Remember maps? You know, those pieces of paper that were always impossible to properly refold. Or maybe you were more of a MapQuest print-outs person. Either way, we’ve come a long way since then. Today, thanks to the advancement of navigational technologies, maps aren’t really maps anymore. They’re interactive, robotic assistants that guide us and allow us to explore more freely and confidently.
The beauty of navigational systems like Google Maps is they’re assistive without dictating our every move. They help us get to where we need to go safely and efficiently, and as result, we’re able to use our brains for more worthy, interesting things. Why isn’t there a comparable tool for businesses engaged in software delivery? With reliability, performance, security and maintainability more important than ever, where’s the navigational system to help businesses develop high-quality software that won’t cause problems down the road?
Businesses already know all too well how critical software reliability, performance, security and maintainability are. The trouble is, the tools being used to optimize them are typically reactive and diagnose problems only at the network-level. Some businesses have embraced more proactive security efforts like pentesting and audits, but practices like these only search for vulnerabilities in code that’s already been written. Static code analyzers can help identify syntax or library weaknesses as software’s being developed, but as codebases grow larger and more complex, the most critical weaknesses become insufficiently visible. And structural software weaknesses represent the majority of the most dangerous and pernicious flaws today, with no tools other than code reads available to identify these flaws.
We’ve been conducting a survey on the State of Software Architecture Quality, and so far more than 40% of our respondents said the most challenging trade-off their organization faces is balancing improving software quality vs. delivering software quickly. With ever-rising costs, market competition and consumer demands, delivering software quickly has never been more crucial. As Tyler Jewell puts it, “If software is every company’s competitive advantage, then their ‘velocity of engineering’ – the speed at which safe code travels from cradle to grave – will determine which organizations can sustainably best their rivals.” But increasing the ‘velocity of engineering,’ while also optimizing reliability, performance, security and maintainability, isn’t easy. This is precisely why Jewell forecasts cycle time improvements and observability of the service catalogue as key trends in new approaches to DevOps.

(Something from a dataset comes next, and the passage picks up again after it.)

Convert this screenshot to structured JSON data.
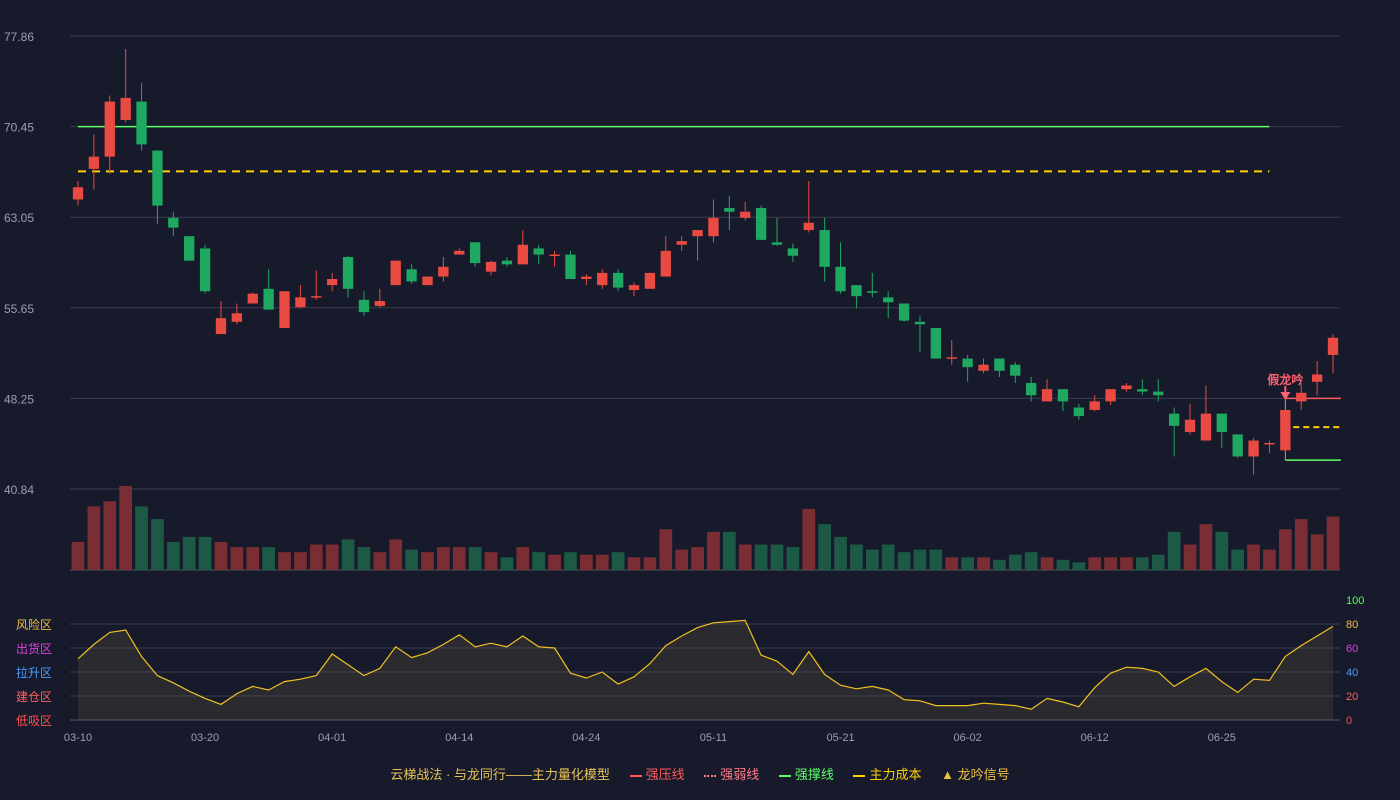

What today’s businesses desperately need is situational awareness across all levels of their organization. They need DevOps to ‘shift left’ their software design review processes by allowing developers to explore and analyze software design in a whole new way, and gain access to early signals that software may be at risk due to bad design decisions or degradation. And access to these signals needs to come before it’s too late, i.e. as developers are actively writing and modifying code.
This is what we’re building at AppMap. Developers are the engine that powers business innovation and growth, so we are deeply committed to building tools that augment their abilities, make their daily lives easier and supercharge their organizations.
AppMap technology offers dynamic visibility and interactive analysis at the code development-level, as opposed to static monitoring and diagnosing problems at the network-level. By providing an actionable, big picture view of all software components and their interdependencies, and automatically aggregating all code-related data in a centralized repository, AppMap allows businesses and their developers to:
- Improve the quality and security of complex software systems
- Confidently meet and report on regulatory requirements related to data privacy, security and transparency
- Optimize application performance and architecture properties
- Deliver new features and values more efficiently
Our mission at AppMap is to create an observability system for software design. We’re executing on this mission by defining a new market: runtime code analysis. We want to empower businesses to make software safer, more secure and higher quality than ever before by allowing developers to see, understand and critique the design of the systems they work with – no matter how large, complex or monolithic those systems may be.
If you’re a business interested in learning more about what we’re building, I’d love to hear from you. Connect with me on Linkedin or reach out on Twitter. If you’re a developer, join our community to help us execute our mission even faster!